Your task: All lines containing the string "this" must be copied from the entries.

Items from an interface collection:

⁂

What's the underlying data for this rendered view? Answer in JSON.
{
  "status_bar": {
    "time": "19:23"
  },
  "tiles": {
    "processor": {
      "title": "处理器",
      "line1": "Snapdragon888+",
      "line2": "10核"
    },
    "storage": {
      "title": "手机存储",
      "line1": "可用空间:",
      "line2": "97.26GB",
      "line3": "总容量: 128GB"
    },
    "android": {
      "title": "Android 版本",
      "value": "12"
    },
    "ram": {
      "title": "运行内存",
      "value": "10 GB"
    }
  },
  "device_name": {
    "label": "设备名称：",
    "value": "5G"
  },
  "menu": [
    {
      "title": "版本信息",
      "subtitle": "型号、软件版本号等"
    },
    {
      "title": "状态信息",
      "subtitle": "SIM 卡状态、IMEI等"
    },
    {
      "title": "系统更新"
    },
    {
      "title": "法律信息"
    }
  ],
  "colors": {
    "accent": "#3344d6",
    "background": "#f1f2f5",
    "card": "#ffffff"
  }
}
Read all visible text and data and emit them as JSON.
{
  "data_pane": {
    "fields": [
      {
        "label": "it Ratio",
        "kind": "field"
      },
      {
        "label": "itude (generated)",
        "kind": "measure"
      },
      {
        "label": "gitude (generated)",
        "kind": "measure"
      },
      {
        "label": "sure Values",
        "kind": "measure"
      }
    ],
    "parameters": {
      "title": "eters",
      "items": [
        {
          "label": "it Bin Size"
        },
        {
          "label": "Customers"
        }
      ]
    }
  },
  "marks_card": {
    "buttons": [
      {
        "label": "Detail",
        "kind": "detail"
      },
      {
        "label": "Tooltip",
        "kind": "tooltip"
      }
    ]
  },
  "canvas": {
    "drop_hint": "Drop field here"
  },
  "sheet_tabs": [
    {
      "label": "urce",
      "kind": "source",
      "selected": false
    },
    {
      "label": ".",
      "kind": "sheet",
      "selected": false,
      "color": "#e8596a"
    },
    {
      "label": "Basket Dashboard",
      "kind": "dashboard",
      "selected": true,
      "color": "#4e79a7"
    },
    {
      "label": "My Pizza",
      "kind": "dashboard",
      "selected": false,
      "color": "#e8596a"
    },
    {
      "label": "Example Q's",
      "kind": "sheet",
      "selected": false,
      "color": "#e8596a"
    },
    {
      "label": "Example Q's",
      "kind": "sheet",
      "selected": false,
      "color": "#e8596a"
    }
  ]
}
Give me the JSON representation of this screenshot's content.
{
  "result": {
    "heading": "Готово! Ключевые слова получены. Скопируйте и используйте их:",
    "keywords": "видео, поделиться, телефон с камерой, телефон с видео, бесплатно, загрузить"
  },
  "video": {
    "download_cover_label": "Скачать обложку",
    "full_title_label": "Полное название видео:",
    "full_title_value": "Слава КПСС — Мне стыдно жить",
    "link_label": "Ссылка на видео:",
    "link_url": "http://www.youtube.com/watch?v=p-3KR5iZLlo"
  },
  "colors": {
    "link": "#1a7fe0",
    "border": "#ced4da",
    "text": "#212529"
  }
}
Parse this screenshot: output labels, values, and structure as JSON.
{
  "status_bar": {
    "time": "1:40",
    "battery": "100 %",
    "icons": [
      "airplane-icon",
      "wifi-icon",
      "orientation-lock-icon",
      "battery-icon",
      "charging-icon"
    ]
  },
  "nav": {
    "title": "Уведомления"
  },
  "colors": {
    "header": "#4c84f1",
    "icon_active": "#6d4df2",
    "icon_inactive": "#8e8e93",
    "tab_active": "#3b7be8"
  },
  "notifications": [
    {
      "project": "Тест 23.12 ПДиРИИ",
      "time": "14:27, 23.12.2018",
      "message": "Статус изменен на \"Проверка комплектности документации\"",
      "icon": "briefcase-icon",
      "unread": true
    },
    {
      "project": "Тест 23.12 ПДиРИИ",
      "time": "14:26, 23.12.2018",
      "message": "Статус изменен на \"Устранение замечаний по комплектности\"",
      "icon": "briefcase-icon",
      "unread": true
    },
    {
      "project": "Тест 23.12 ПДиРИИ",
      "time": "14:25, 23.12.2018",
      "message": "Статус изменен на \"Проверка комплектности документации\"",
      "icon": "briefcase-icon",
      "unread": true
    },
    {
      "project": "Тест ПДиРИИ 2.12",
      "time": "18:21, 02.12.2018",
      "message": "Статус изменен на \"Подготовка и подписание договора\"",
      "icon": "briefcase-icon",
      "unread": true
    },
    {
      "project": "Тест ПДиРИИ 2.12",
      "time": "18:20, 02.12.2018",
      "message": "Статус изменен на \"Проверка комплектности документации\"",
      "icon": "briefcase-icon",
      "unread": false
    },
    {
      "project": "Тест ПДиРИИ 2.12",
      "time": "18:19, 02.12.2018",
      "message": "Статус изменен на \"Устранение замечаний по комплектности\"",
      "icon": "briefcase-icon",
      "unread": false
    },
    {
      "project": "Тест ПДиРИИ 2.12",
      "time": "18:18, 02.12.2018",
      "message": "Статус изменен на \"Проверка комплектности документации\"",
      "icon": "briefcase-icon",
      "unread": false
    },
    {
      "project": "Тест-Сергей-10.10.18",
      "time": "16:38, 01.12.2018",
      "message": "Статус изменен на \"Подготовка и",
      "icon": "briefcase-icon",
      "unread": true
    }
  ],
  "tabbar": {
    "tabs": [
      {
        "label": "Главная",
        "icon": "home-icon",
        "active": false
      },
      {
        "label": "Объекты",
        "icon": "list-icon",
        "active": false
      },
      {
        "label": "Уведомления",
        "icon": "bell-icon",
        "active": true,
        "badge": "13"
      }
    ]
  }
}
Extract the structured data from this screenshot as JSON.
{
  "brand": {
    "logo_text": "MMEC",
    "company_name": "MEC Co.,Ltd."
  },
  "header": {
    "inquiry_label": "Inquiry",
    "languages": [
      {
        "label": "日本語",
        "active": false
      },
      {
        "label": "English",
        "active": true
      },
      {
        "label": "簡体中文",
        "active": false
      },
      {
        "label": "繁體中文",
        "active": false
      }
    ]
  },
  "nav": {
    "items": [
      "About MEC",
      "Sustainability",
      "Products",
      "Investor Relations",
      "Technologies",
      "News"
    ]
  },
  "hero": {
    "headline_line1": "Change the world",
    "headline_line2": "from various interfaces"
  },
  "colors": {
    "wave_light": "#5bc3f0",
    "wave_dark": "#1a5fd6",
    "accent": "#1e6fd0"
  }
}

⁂

Task solution:
What's the underlying data for this rendered view? Answer in JSON.
Give me the JSON representation of this screenshot's content.
Parse this screenshot: output labels, values, and structure as JSON.
Extract the structured data from this screenshot as JSON.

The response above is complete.